## Your objective
Look through the data below. Pick out the lines holding the string "package".
──────
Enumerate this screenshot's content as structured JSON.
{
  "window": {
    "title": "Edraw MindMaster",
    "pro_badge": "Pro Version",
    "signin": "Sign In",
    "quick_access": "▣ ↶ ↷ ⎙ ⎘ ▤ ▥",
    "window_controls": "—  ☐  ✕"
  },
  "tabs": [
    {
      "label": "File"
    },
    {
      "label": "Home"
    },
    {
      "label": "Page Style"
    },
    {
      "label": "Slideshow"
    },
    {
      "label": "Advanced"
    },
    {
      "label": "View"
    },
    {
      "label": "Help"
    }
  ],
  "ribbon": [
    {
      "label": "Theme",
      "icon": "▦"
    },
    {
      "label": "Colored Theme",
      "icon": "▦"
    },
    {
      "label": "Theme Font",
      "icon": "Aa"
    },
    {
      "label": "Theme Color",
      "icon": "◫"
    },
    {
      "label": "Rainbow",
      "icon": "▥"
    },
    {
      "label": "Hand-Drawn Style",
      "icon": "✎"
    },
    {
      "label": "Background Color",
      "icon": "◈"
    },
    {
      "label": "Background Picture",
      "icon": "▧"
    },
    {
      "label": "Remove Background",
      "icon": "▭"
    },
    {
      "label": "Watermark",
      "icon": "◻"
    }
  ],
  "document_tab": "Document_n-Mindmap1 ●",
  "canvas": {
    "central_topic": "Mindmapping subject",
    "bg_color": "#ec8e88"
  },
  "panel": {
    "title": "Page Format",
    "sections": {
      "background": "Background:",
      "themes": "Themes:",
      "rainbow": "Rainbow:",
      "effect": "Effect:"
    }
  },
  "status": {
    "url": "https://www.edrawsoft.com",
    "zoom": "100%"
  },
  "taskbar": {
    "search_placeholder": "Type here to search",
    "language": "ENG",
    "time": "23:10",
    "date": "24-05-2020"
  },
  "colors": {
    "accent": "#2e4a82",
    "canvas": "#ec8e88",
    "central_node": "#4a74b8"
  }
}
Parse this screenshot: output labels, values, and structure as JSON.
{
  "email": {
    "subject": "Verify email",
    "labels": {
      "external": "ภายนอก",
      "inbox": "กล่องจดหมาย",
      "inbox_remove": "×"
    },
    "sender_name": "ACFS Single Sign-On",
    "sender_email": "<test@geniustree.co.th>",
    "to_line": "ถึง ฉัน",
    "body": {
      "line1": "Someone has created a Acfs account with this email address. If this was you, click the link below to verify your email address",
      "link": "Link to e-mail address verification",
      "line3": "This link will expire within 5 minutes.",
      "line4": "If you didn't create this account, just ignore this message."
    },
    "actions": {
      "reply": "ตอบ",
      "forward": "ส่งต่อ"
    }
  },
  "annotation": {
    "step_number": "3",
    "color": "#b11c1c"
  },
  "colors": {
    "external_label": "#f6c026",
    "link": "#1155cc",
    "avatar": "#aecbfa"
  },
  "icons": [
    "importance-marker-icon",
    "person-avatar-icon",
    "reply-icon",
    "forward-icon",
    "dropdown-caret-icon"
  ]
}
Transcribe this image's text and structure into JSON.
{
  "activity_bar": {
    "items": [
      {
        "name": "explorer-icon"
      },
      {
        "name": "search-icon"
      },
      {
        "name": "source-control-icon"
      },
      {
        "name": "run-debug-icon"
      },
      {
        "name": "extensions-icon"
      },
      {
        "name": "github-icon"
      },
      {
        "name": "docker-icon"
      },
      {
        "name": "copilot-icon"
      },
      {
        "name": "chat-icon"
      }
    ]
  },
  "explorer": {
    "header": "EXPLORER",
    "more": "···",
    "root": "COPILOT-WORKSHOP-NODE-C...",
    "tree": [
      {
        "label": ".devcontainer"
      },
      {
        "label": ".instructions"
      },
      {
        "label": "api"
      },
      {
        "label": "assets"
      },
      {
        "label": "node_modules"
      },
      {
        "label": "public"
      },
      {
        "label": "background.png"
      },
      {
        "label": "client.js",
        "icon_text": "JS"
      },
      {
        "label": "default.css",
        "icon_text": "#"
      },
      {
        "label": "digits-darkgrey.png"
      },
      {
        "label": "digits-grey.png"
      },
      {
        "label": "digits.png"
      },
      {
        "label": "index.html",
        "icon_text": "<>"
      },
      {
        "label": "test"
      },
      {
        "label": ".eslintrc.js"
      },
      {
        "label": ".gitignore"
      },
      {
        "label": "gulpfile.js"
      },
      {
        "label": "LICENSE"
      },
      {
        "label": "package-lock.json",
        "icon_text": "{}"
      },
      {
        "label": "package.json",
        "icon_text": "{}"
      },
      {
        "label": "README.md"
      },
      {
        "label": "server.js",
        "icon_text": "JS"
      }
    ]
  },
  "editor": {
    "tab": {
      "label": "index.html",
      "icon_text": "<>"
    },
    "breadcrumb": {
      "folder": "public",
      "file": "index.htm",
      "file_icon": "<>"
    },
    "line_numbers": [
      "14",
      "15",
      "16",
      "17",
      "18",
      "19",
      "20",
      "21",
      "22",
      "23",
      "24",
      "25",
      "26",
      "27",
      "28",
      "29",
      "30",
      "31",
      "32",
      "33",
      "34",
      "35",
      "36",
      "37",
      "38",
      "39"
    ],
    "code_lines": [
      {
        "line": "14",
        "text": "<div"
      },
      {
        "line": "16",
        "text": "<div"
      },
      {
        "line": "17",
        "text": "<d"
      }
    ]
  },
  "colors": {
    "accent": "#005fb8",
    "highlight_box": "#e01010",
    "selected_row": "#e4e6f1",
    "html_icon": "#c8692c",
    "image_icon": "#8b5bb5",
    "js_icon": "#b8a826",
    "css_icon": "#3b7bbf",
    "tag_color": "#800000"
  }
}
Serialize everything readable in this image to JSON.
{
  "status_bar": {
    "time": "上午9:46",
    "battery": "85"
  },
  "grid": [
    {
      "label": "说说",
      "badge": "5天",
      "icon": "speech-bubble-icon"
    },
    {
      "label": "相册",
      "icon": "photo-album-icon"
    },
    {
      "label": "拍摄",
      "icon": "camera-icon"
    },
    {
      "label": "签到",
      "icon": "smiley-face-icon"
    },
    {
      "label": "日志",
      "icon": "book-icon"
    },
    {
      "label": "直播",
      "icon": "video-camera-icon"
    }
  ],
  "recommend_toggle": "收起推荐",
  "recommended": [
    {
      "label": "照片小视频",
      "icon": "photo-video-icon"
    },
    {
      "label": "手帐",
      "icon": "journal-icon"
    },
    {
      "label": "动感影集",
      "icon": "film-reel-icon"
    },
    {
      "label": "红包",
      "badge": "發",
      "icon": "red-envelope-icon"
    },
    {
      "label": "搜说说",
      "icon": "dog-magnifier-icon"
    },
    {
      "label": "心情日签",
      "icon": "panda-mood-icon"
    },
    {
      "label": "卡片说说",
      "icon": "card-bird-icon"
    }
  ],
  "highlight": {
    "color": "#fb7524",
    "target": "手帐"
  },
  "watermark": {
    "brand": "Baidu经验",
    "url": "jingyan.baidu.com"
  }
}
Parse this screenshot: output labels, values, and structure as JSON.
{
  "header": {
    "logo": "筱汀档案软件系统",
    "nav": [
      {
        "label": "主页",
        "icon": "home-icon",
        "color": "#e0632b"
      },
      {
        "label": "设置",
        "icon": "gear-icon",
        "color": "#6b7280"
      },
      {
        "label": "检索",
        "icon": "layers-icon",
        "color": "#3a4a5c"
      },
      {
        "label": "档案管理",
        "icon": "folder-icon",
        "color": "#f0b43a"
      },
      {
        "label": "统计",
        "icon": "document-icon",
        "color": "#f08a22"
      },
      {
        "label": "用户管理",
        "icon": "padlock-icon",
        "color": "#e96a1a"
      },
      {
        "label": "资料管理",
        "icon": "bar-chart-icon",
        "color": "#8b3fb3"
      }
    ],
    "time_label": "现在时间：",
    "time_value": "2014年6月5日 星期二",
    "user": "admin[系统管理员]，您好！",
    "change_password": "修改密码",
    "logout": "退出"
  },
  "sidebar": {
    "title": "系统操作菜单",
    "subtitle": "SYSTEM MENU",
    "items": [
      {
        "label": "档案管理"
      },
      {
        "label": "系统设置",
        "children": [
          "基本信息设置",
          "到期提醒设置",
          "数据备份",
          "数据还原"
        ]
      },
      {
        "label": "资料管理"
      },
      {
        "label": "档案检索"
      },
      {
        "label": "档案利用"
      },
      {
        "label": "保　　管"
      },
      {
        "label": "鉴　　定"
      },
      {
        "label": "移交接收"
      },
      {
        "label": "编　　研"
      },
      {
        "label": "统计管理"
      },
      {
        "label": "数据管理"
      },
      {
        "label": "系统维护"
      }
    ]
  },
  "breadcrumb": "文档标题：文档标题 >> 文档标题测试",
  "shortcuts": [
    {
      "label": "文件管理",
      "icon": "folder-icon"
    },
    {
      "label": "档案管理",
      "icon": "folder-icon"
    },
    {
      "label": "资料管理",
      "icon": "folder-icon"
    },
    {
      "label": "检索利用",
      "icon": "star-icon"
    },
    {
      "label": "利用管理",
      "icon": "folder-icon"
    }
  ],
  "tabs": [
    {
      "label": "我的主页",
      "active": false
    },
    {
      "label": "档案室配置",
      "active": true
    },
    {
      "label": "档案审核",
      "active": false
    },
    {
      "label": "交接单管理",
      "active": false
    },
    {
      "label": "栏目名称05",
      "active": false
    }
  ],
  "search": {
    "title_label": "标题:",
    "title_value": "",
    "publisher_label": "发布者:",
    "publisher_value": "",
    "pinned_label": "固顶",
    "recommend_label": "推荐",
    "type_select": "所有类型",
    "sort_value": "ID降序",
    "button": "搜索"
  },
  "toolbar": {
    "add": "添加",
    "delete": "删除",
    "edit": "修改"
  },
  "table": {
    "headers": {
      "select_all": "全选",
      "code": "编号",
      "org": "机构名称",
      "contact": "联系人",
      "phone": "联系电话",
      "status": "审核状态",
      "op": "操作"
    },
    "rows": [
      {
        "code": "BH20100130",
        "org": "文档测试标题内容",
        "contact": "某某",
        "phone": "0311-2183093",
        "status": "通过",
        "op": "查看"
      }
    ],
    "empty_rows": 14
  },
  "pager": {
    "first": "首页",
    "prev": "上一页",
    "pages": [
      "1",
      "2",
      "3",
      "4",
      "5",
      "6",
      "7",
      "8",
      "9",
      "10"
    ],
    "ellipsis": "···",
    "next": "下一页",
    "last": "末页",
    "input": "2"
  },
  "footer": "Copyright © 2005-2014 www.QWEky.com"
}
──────
## Response to this task
        "label": "package-lock.json",
        "label": "package.json",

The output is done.